Data records for software interfaces:

....

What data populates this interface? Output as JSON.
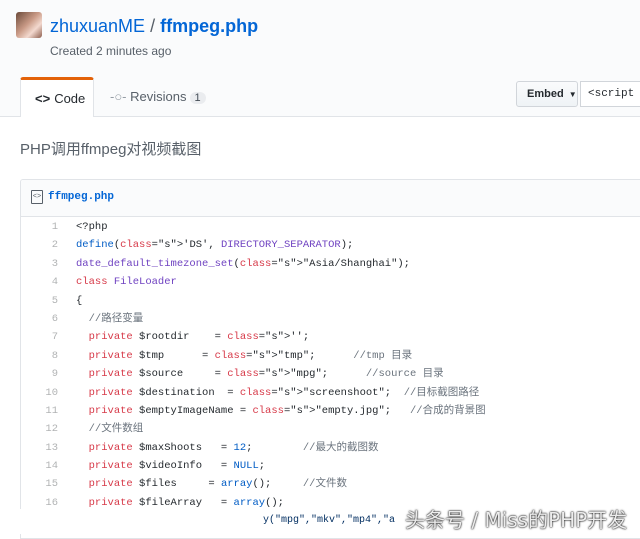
{
  "header": {
    "owner": "zhuxuanME",
    "separator": "/",
    "gist_name": "ffmpeg.php",
    "created": "Created 2 minutes ago"
  },
  "tabs": {
    "code_label": "Code",
    "code_icon": "<>",
    "revisions_label": "Revisions",
    "revisions_count": "1"
  },
  "embed": {
    "label": "Embed",
    "value": "<script s"
  },
  "description": "PHP调用ffmpeg对视频截图",
  "file": {
    "name": "ffmpeg.php",
    "icon": "code-file-icon",
    "lines": [
      {
        "n": "1",
        "t": "<?php"
      },
      {
        "n": "2",
        "t": "define('DS', DIRECTORY_SEPARATOR);"
      },
      {
        "n": "3",
        "t": "date_default_timezone_set(\"Asia/Shanghai\");"
      },
      {
        "n": "4",
        "t": "class FileLoader"
      },
      {
        "n": "5",
        "t": "{"
      },
      {
        "n": "6",
        "t": "  //路径变量"
      },
      {
        "n": "7",
        "t": "  private $rootdir    = '';"
      },
      {
        "n": "8",
        "t": "  private $tmp      = \"tmp\";      //tmp 目录"
      },
      {
        "n": "9",
        "t": "  private $source     = \"mpg\";      //source 目录"
      },
      {
        "n": "10",
        "t": "  private $destination  = \"screenshoot\";  //目标截图路径"
      },
      {
        "n": "11",
        "t": "  private $emptyImageName = \"empty.jpg\";   //合成的背景图"
      },
      {
        "n": "12",
        "t": "  //文件数组"
      },
      {
        "n": "13",
        "t": "  private $maxShoots   = 12;        //最大的截图数"
      },
      {
        "n": "14",
        "t": "  private $videoInfo   = NULL;"
      },
      {
        "n": "15",
        "t": "  private $files     = array();     //文件数"
      },
      {
        "n": "16",
        "t": "  private $fileArray   = array();"
      }
    ],
    "tail": "y(\"mpg\",\"mkv\",\"mp4\",\"a"
  },
  "watermark": "头条号 / Miss的PHP开发",
  "colors": {
    "link": "#0366d6",
    "keyword": "#d73a49",
    "function": "#6f42c1",
    "string": "#032f62",
    "comment": "#6a737d",
    "tab_accent": "#e36209"
  }
}
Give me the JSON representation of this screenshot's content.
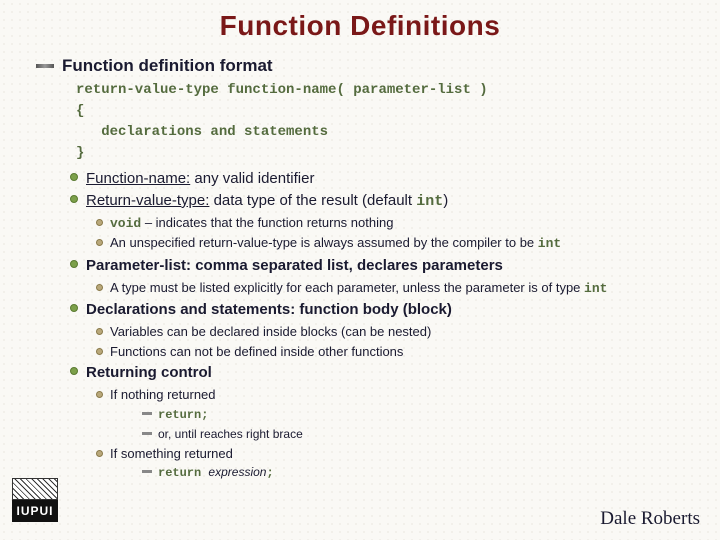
{
  "title": "Function Definitions",
  "section": "Function definition format",
  "code_lines": [
    "return-value-type function-name( parameter-list )",
    "{",
    "   declarations and statements",
    "}"
  ],
  "fn_name_lead": "Function-name:",
  "fn_name_rest": " any valid identifier",
  "rvt_lead": "Return-value-type:",
  "rvt_rest_a": " data type of the result (default ",
  "rvt_code": "int",
  "rvt_rest_b": ")",
  "void_code": "void",
  "void_rest": " – indicates that the function returns nothing",
  "unspec_a": "An unspecified return-value-type is always assumed by the compiler to be ",
  "unspec_code": "int",
  "plist_head": "Parameter-list: comma separated list, declares parameters",
  "plist_sub_a": "A type must be listed explicitly for each parameter, unless the parameter is of type ",
  "plist_sub_code": "int",
  "decl_head": "Declarations and statements: function body (block)",
  "decl_sub1": "Variables can be declared inside blocks (can be nested)",
  "decl_sub2": "Functions can not be defined inside other functions",
  "ret_head": "Returning control",
  "ret_nothing": "If nothing returned",
  "ret_return": "return;",
  "ret_or": "or, until reaches right brace",
  "ret_something": "If something returned",
  "ret_expr_code": "return ",
  "ret_expr_em": "expression",
  "ret_expr_semi": ";",
  "author": "Dale Roberts",
  "logo_text": "IUPUI"
}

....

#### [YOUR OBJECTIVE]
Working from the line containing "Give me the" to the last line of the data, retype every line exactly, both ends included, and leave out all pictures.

#### [ANSWER SPACE]
Give me the JSON representation of this screenshot's content.
{
  "title": "Function Definitions",
  "section": "Function definition format",
  "code_lines": [
    "return-value-type function-name( parameter-list )",
    "{",
    "   declarations and statements",
    "}"
  ],
  "fn_name_lead": "Function-name:",
  "fn_name_rest": " any valid identifier",
  "rvt_lead": "Return-value-type:",
  "rvt_rest_a": " data type of the result (default ",
  "rvt_code": "int",
  "rvt_rest_b": ")",
  "void_code": "void",
  "void_rest": " – indicates that the function returns nothing",
  "unspec_a": "An unspecified return-value-type is always assumed by the compiler to be ",
  "unspec_code": "int",
  "plist_head": "Parameter-list: comma separated list, declares parameters",
  "plist_sub_a": "A type must be listed explicitly for each parameter, unless the parameter is of type ",
  "plist_sub_code": "int",
  "decl_head": "Declarations and statements: function body (block)",
  "decl_sub1": "Variables can be declared inside blocks (can be nested)",
  "decl_sub2": "Functions can not be defined inside other functions",
  "ret_head": "Returning control",
  "ret_nothing": "If nothing returned",
  "ret_return": "return;",
  "ret_or": "or, until reaches right brace",
  "ret_something": "If something returned",
  "ret_expr_code": "return ",
  "ret_expr_em": "expression",
  "ret_expr_semi": ";",
  "author": "Dale Roberts",
  "logo_text": "IUPUI"
}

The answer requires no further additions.